A complete answer lists every line of the entries below where the string "JSON" appears.

Element data from apps and pages
========
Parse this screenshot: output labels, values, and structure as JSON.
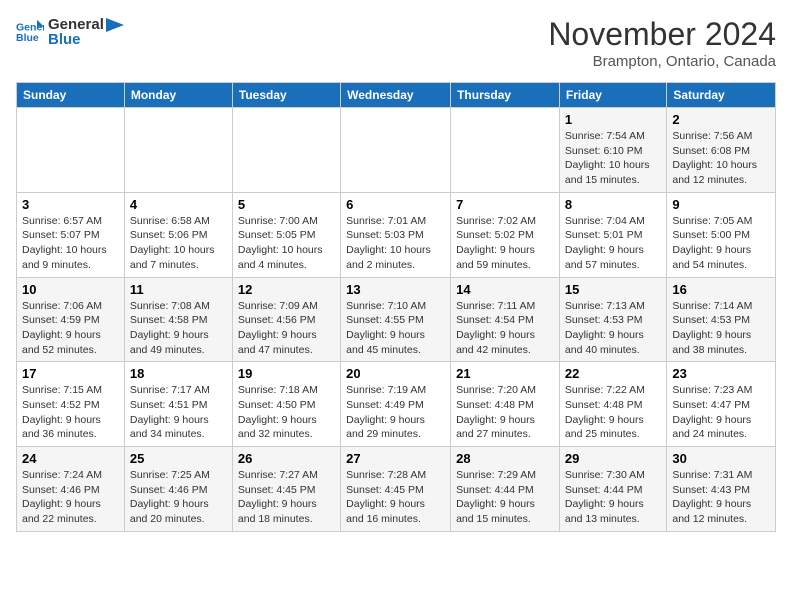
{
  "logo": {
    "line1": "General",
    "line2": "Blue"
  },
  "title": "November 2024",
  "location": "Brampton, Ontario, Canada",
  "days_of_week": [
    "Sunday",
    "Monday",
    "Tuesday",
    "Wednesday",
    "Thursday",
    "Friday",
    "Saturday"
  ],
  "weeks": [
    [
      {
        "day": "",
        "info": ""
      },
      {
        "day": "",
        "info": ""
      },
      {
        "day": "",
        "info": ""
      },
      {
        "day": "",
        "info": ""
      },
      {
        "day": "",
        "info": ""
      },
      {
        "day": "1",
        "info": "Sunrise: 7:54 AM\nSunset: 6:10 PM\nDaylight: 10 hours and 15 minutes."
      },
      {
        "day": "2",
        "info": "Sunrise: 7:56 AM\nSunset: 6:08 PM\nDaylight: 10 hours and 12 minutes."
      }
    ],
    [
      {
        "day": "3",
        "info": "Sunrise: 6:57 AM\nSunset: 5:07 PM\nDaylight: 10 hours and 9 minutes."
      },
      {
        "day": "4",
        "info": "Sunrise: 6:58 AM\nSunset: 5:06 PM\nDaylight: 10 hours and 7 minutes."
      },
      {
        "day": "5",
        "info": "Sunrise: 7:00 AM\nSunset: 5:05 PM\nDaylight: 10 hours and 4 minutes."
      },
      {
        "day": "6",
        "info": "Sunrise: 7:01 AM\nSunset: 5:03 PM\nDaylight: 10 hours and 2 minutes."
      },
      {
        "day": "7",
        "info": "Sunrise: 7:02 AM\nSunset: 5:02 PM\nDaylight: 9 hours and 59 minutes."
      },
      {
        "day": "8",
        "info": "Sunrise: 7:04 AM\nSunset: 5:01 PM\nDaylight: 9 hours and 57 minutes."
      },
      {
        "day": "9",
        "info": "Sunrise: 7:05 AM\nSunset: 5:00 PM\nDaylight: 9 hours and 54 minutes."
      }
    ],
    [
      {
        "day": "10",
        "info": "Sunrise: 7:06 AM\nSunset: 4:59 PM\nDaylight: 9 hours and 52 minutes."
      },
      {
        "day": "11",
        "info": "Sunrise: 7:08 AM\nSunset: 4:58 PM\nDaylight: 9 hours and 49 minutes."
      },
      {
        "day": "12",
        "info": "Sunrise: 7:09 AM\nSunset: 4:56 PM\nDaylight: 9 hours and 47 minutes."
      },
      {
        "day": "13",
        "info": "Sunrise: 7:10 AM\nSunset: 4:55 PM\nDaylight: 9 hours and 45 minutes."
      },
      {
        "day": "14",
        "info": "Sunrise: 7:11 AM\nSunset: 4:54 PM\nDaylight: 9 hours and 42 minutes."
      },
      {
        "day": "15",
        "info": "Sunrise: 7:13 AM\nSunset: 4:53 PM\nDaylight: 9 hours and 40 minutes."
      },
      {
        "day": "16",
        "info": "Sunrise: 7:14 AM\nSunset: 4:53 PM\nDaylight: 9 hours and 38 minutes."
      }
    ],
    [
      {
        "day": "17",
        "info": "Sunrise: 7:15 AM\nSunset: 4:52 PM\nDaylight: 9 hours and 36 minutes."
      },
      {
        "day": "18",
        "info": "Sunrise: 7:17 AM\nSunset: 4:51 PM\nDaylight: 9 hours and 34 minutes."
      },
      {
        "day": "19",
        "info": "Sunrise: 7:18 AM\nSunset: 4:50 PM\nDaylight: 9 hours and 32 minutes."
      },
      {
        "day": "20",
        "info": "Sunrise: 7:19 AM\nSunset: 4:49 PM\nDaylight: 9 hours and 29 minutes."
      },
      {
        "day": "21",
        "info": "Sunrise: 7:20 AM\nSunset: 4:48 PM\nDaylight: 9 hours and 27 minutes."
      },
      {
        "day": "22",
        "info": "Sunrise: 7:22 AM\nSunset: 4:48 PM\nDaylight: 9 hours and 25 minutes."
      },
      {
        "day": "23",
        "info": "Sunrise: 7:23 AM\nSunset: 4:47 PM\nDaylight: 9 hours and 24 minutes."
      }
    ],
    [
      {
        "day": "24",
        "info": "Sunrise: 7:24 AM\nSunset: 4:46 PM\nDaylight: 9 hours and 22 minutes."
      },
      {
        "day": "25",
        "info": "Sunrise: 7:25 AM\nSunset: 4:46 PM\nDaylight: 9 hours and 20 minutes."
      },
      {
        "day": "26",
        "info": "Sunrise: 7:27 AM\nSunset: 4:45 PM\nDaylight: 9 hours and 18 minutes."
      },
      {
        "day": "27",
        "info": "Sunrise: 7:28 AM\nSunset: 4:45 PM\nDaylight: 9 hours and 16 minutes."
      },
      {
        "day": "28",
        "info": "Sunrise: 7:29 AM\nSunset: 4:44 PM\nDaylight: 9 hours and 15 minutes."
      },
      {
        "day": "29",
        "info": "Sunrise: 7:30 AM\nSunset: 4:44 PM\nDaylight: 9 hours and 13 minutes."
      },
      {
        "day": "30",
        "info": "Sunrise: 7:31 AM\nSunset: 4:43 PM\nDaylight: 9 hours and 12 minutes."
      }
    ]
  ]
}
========
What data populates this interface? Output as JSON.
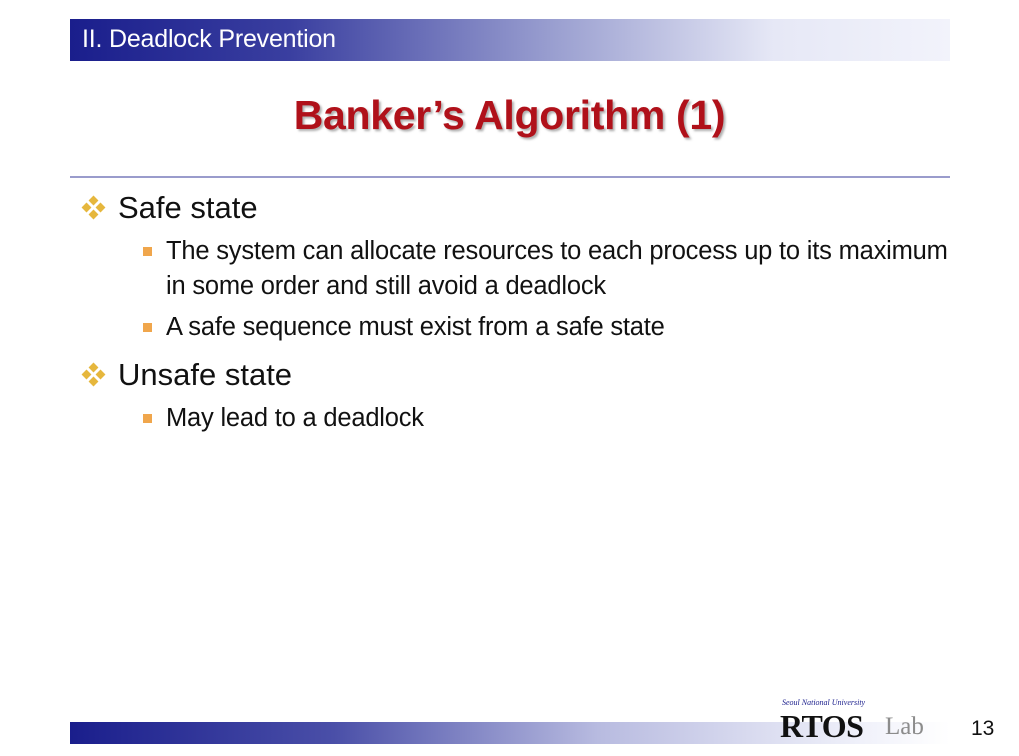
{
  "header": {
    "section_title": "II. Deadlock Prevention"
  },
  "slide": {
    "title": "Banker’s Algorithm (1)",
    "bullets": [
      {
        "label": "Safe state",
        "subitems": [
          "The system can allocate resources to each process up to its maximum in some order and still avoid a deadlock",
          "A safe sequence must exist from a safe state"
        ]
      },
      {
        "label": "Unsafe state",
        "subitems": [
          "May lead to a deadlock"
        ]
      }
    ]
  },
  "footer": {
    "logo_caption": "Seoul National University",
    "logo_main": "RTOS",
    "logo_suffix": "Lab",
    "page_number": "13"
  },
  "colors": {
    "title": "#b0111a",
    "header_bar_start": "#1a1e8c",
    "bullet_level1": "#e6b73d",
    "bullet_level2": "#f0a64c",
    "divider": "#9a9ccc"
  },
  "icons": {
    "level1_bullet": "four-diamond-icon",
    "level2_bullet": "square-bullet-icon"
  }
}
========
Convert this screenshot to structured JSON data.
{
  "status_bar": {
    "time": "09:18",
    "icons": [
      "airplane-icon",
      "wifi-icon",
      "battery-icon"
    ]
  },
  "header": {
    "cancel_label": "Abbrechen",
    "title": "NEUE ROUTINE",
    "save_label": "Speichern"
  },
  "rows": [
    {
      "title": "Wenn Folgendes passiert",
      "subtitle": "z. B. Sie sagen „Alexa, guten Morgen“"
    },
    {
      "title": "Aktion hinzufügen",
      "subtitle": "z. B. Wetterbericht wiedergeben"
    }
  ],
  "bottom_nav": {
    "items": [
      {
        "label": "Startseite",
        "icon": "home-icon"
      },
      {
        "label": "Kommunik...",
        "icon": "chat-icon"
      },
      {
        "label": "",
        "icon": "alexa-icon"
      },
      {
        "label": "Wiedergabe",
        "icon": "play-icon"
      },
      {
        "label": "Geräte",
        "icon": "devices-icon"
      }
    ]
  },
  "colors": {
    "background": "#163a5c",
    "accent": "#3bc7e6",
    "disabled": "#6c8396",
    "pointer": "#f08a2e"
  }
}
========
Solution for this exercise —
Parse this screenshot: output labels, values, and structure as JSON.
What data populates this interface? Output as JSON.
Convert this screenshot to structured JSON data.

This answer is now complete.